** Opening Record extracts block **

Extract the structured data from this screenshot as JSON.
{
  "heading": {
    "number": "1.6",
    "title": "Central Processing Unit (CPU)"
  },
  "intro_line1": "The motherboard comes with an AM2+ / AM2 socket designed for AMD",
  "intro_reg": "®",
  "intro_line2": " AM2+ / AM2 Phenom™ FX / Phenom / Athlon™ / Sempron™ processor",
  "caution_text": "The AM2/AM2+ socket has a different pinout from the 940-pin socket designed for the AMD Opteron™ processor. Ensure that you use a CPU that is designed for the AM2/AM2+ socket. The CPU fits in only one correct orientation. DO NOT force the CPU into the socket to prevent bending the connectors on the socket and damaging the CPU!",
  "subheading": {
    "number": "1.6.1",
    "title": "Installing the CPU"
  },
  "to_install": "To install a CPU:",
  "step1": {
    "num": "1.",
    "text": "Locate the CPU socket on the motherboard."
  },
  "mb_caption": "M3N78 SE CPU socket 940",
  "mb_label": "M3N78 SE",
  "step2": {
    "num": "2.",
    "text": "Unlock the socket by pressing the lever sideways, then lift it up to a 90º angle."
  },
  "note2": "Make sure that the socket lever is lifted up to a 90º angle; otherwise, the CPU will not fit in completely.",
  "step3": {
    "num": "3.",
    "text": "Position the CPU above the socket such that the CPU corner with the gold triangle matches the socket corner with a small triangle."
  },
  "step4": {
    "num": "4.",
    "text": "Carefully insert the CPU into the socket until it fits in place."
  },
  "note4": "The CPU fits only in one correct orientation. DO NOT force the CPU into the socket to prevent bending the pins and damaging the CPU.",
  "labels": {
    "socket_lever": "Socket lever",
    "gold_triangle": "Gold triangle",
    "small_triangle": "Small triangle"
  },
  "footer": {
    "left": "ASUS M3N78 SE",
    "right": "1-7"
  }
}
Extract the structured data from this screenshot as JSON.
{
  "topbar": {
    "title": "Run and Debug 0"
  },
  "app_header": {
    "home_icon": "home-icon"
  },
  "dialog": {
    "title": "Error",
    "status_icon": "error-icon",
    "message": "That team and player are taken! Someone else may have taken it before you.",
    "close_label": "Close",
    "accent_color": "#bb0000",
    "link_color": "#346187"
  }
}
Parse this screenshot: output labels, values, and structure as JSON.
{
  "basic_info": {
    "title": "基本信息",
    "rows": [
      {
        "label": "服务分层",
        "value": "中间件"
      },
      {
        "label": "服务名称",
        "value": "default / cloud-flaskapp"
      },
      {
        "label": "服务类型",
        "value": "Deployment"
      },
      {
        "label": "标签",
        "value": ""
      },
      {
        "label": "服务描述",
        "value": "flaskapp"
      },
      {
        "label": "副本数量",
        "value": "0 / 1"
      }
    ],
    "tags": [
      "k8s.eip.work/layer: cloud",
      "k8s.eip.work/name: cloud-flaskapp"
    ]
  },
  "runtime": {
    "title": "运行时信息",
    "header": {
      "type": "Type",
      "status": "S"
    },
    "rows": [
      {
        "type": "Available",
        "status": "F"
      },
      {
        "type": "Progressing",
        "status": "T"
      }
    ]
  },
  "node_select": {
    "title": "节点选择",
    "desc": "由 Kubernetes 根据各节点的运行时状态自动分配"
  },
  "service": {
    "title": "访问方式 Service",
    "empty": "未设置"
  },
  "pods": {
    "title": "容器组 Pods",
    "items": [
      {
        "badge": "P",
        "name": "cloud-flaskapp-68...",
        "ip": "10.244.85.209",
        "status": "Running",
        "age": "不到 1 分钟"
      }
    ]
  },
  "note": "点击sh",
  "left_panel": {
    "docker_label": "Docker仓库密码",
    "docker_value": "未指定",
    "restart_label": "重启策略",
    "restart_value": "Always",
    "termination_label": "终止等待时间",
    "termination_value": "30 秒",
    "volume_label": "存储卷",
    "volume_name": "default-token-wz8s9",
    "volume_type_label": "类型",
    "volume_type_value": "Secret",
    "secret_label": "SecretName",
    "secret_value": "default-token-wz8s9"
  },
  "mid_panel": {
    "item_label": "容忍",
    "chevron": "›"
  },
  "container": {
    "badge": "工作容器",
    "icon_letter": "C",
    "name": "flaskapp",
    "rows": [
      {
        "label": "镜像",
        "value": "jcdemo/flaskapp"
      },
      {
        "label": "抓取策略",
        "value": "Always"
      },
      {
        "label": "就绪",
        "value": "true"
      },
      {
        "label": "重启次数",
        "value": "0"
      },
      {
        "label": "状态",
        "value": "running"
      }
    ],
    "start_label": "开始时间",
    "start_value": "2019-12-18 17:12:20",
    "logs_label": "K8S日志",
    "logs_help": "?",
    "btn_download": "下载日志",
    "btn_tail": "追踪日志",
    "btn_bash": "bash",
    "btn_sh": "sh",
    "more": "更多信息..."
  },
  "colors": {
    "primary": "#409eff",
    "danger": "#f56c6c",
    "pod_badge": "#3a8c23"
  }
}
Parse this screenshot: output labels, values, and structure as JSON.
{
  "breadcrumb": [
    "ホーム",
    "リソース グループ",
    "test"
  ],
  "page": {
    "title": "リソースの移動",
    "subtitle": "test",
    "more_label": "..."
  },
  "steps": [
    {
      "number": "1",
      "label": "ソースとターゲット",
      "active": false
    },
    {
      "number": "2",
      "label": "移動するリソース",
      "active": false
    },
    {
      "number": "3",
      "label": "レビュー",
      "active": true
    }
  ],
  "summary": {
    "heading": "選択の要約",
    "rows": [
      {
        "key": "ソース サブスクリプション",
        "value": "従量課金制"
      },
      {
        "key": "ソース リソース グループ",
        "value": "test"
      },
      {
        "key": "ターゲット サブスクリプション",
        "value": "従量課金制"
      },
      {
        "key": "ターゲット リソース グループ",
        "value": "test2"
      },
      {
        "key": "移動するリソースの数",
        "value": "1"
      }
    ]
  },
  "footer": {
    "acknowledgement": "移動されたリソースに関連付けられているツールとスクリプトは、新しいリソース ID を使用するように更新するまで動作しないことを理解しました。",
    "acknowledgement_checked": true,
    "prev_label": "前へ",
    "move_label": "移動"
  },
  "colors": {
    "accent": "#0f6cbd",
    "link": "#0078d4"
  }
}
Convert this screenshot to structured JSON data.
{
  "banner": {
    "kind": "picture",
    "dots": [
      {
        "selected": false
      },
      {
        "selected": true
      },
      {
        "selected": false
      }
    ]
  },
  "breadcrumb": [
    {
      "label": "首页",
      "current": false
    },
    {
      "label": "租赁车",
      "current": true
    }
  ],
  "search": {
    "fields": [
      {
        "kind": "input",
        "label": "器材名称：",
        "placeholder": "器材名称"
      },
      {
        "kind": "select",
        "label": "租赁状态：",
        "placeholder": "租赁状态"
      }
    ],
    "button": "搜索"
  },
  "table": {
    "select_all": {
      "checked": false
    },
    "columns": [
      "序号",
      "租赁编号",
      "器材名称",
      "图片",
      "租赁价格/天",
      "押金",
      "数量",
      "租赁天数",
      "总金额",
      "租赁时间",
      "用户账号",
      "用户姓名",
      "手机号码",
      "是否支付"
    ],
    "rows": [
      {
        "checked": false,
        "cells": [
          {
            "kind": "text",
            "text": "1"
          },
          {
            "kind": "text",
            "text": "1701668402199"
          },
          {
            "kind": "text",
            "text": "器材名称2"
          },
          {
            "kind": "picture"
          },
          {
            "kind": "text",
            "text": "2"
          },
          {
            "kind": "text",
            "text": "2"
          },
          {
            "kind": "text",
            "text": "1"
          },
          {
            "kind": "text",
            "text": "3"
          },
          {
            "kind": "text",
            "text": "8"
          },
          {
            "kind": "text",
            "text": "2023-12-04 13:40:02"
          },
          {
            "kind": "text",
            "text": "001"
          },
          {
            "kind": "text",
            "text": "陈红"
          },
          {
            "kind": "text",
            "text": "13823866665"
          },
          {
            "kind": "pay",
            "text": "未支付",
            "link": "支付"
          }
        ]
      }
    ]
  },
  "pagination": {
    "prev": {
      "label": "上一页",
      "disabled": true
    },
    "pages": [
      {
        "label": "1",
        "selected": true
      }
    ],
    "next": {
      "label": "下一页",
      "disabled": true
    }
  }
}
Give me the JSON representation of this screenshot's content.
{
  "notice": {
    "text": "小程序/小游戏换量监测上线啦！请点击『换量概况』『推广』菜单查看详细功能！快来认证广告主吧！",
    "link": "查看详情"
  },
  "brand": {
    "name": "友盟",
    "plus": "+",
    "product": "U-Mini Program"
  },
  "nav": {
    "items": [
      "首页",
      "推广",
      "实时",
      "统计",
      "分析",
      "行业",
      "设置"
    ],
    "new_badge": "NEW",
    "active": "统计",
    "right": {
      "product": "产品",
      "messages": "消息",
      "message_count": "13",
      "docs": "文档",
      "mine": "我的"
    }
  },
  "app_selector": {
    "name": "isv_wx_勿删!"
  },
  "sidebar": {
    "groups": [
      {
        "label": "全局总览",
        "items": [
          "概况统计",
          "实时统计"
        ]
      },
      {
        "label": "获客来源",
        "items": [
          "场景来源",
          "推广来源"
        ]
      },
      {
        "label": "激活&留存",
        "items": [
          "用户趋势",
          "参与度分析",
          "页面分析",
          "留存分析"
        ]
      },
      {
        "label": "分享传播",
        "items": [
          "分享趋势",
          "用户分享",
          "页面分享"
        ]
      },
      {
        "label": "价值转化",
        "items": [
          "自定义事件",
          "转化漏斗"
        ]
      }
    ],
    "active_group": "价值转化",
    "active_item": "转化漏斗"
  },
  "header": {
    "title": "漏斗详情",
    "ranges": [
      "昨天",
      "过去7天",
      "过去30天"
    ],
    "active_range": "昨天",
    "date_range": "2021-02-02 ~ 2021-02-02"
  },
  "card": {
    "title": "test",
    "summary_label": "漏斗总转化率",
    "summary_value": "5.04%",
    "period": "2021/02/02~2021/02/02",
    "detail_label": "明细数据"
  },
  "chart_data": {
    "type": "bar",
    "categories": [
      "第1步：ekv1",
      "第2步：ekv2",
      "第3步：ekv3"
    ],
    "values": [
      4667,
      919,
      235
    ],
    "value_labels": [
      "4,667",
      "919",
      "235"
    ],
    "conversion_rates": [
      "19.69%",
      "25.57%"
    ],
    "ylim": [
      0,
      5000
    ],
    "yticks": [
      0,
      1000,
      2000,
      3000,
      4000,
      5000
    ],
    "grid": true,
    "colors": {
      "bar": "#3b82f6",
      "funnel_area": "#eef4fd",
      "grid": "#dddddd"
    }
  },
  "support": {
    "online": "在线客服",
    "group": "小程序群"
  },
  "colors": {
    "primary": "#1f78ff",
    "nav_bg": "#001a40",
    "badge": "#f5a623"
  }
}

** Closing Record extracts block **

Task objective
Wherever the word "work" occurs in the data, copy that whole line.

Response to this task
      "k8s.eip.work/layer: cloud",
      "k8s.eip.work/name: cloud-flaskapp"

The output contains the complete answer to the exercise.